There is ample evidence that T2D can be controlled, possibly even cured completely by making changes to the diet (9). The condition is directly due to the increased level of glucose in the blood. As a result the pancreas has to produce insulin to prevent excess glucose in the body. Excessive insulin damages many of the organs, which can eventually lead to a range of diseases. If there is too much glucose over a prolonged period the pancreas is unable to cope and the glucose becomes rampant, causing all sorts of damage. The solution is obvious. Reduce the amount of glucose which enters the body by altering the diet. Sugar is one of the main culprits, so it should be avoided like the plague. In addition starch is broken down to produce glucose. This means that foods such as refined flour, rice or pasta should be limited because the starch is released quickly giving rise to big increases in the blood glucose.

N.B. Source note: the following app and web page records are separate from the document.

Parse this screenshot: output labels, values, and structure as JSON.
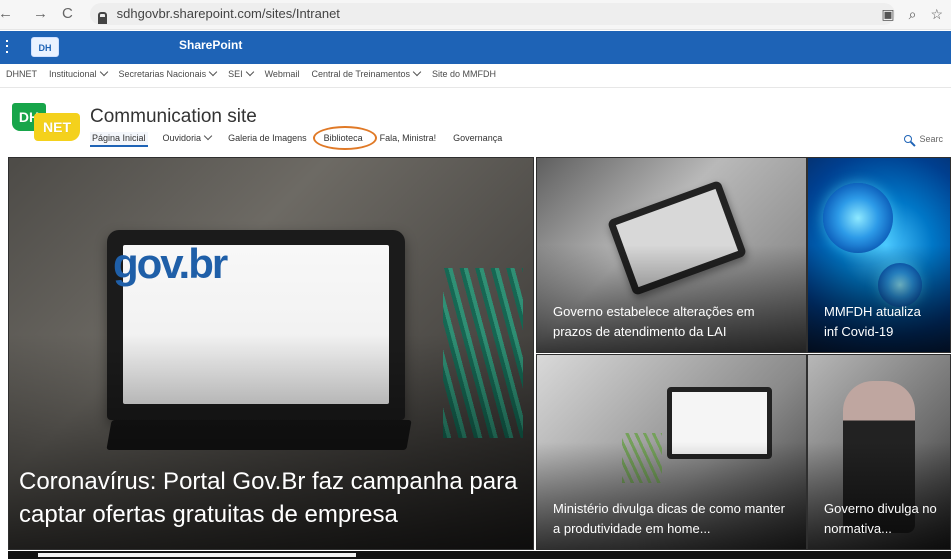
{
  "browser": {
    "url": "sdhgovbr.sharepoint.com/sites/Intranet"
  },
  "suitebar": {
    "logo_text": "DH NET",
    "title": "SharePoint"
  },
  "hub_nav": {
    "items": [
      "DHNET",
      "Institucional",
      "Secretarias Nacionais",
      "SEI",
      "Webmail",
      "Central de Treinamentos",
      "Site do MMFDH"
    ]
  },
  "site": {
    "logo_left": "DH",
    "logo_right": "NET",
    "title": "Communication site",
    "tabs": [
      "Página Inicial",
      "Ouvidoria",
      "Galeria de Imagens",
      "Biblioteca",
      "Fala, Ministra!",
      "Governança"
    ],
    "search_label": "Searc"
  },
  "hero": {
    "main_logo": "gov.br",
    "main_caption": "Coronavírus: Portal Gov.Br faz campanha para captar ofertas gratuitas de empresa",
    "tile_1_caption": "Governo estabelece alterações em prazos de atendimento da LAI",
    "tile_2_caption": "MMFDH atualiza inf Covid-19",
    "tile_3_caption": "Ministério divulga dicas de como manter a produtividade em home...",
    "tile_4_caption": "Governo divulga no normativa..."
  }
}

Essentially this means a diet which is low in carbohydrates (LC). The big problem is that the official advice is to increase carbohydrates. There is a strong possibility that those diagnosed with T2D will be advised to replace fat with carbohydrates. This is fundamentally wrong! The recommendation to reduce fat and especially saturated fat (SFA) does not stand up to rigorous examination. In fact, many of the individual SFAs are important nutrients (10). So what we should be doing is limiting the carbohydrates and consuming plenty of fats

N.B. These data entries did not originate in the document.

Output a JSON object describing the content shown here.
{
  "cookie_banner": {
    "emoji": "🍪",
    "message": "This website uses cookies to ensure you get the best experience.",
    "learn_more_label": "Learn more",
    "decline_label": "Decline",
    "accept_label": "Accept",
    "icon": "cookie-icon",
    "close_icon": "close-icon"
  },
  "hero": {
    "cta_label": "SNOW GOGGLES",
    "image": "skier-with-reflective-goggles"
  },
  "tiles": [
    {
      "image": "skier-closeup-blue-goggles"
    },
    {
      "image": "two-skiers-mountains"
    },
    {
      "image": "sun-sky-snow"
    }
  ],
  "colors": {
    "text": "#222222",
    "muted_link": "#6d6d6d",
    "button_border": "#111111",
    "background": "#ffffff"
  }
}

In order to make progress it is essential to alter the dietary advice. However this will not be easy. Although there is growing appreciation to limit sugar intake, the official advice from government and the NHS is to reduce fat. This means that those people who are genuinely attempting to consume a healthy diet will opt for low fat versions of dairy, meat and other types of food. Unfortunately this are usually formulated by removing the fat and replacing it with sugar and/or sweeteners. So the consumers are missing out on valuable nutrients and pushing up their intake of sugar. The official advice is to replace the fat with complex carbohydrates, such as wholemeal bread, potatoes, rice and pasta. All of these contain starch which is broken down to glucose, which inevitably raises the level of glucose in the blood. This approach is fully supported and promulgated by the vast majority of professional dietitians and nutritionists, who in any event feel compelled to comply with the official doctrine.

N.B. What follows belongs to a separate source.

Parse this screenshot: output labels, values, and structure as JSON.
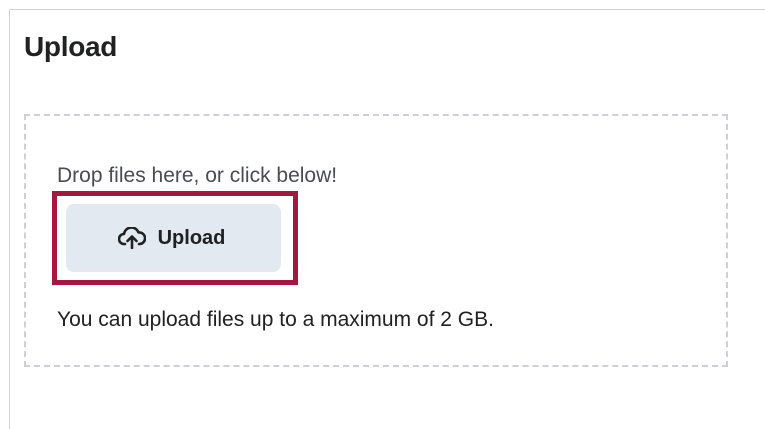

While recognizing the difficulties, it is the responsibility of the politicians to set the agenda and formulate policy objectives accordingly. Clearly it will mean that they have to take on very powerful vested interests, who will fight tooth and nail to maintain the status quo because they are doing very nicely. Politicians must be prepared to tackle bodies such as NICE which is “not fit for purpose” (11).

The current strategy is not working. Vast sums of public money are being wasted. Many people are suffering unnecessarily and dying prematurely. This is a huge challenge for the politicians. Are there any out there with the intellectual ability, determination and astuteness to address this issue?


  1. http://www.theguardian.com/politics/2014/sep/22/ed-miliband-speech-tax-tobacco-nhs-labour-conference
  2. http://www.theguardian.com/society/2013/nov/06/drug-industry-nhs-cap
  3. http://www.thennt.com/
  4. http://www.hscic.gov.uk/catalogue/PUB14681/pres-diab-eng-200506-201314-rep.pdf
  5. http://www.diabetes.org.uk/Documents/About%20Us/Statistics/Diabetes-key-stats-guidelines-April2014.pdf
  6. http://www.diabetes.org.uk/Documents/Reports/State-of-the-Nation-2012.pdf      
  7. http://jama.jamanetwork.com/article.aspx?articleid=197439
  8. Remy Boussageon et al (2011) http://www.bmj.com/content/343/bmj.d4169.pdf%2Bhtml
  9. http://vernerwheelock.com/?p=422
  10. http://vernerwheelock.com/?p=153
  11. http://vernerwheelock.com/?p=569